In 1881 he was awarded a French patent for the first arc welding process. This used a carbon electrode to generate an arc to the workpiece. The process achieved relatively low temperatures and was not successful with steel. However it was widely used commercially, for welding lead plates to manufacture storage batteries. De Méritens produced his welding equipment with an enclosed hood and fume extraction pipe, to control the hazardous lead oxide fumes from the hot lead.
De Méritens' generators became popular for lighthouses. They bore a superficial resemblance to the earlier 'Alliance' machines, but gave a more even output current, advantageous for use with arc lamps, thanks to the use of a distributed rotor winding using ring-wound armatures, instead of individual bobbins. The photos show such a machine, with 5 rows of 8 horseshoe magnets attached to the frame via brass rails, and 5 armature rings, each having 16 coils. The rotor wheels were probably spoked brass or bronze castings, with the spokes covered by sheet metal discs to minimise windage.
"...French electrical engineer, M. De Meritens, under very distressing circumstances. It appears that, being in greatly reduced circumstances, and deeply in debt, he had gone with his wife to live in a small house in Pontoise, and did not even have sufficient money to pay for his furniture. On his failing to pay, the furniture was seized and sold by auction, and this appears to have so acted on his mind and that of his wife, who was thirty years his junior, that they both poisoned themselves. It is lamentable that a man so clever and well known should perish in such fashion.
The best-known invention made by M. De Meritens is his dynamo, and though one of the very first, if not the first dynamo of any practical value, he is still used at the present time, though only..." [More].
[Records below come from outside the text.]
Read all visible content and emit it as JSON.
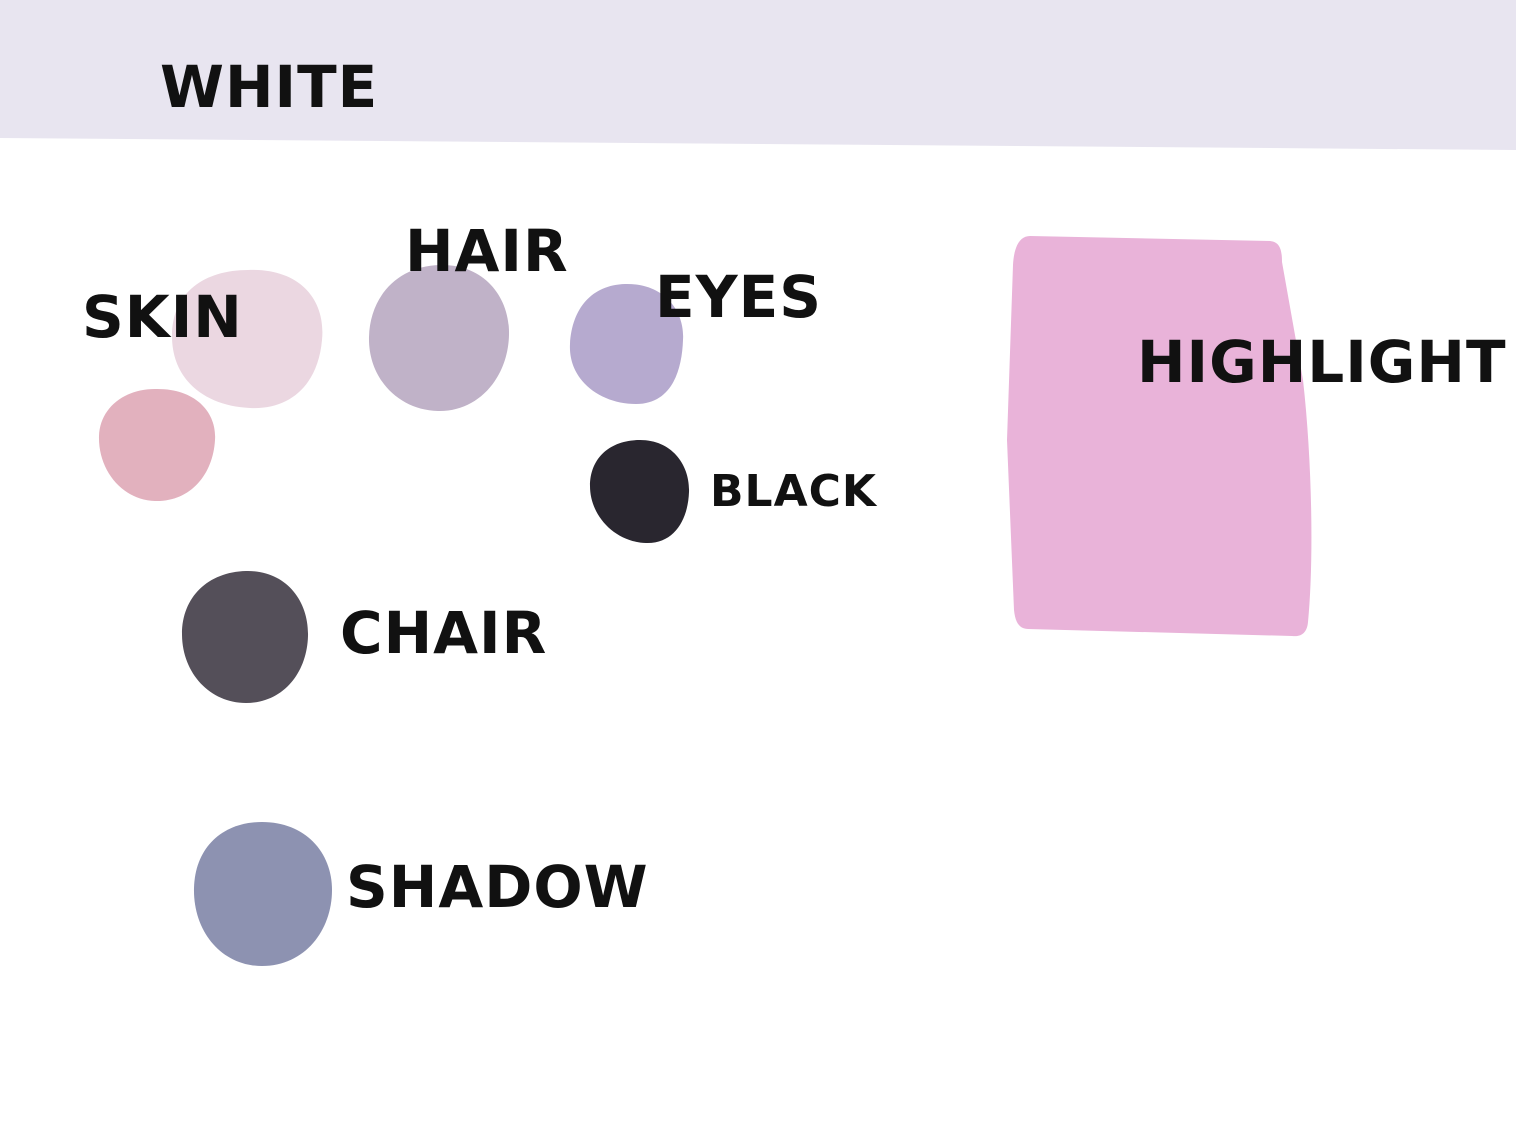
{
  "swatches": {
    "white": {
      "label": "WHITE",
      "color": "#e8e5f0"
    },
    "skin": {
      "label": "SKIN",
      "colors": [
        "#ebd7e1",
        "#e2b1be"
      ]
    },
    "hair": {
      "label": "HAIR",
      "color": "#c0b2c8"
    },
    "eyes": {
      "label": "EYES",
      "color": "#b6aacf"
    },
    "black": {
      "label": "BLACK",
      "color": "#29262f"
    },
    "chair": {
      "label": "CHAIR",
      "color": "#544f59"
    },
    "shadow": {
      "label": "SHADOW",
      "color": "#8d92b1"
    },
    "highlight": {
      "label": "HIGHLIGHT",
      "color": "#e9b3d9"
    }
  }
}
The Engineer's obituary writer was over-generous in his claim to priority. Nevertheless the generators did find an important niche in lighthouses, with two machines giving excellent long-term service at the Lizard Lighthouse in Cornwall.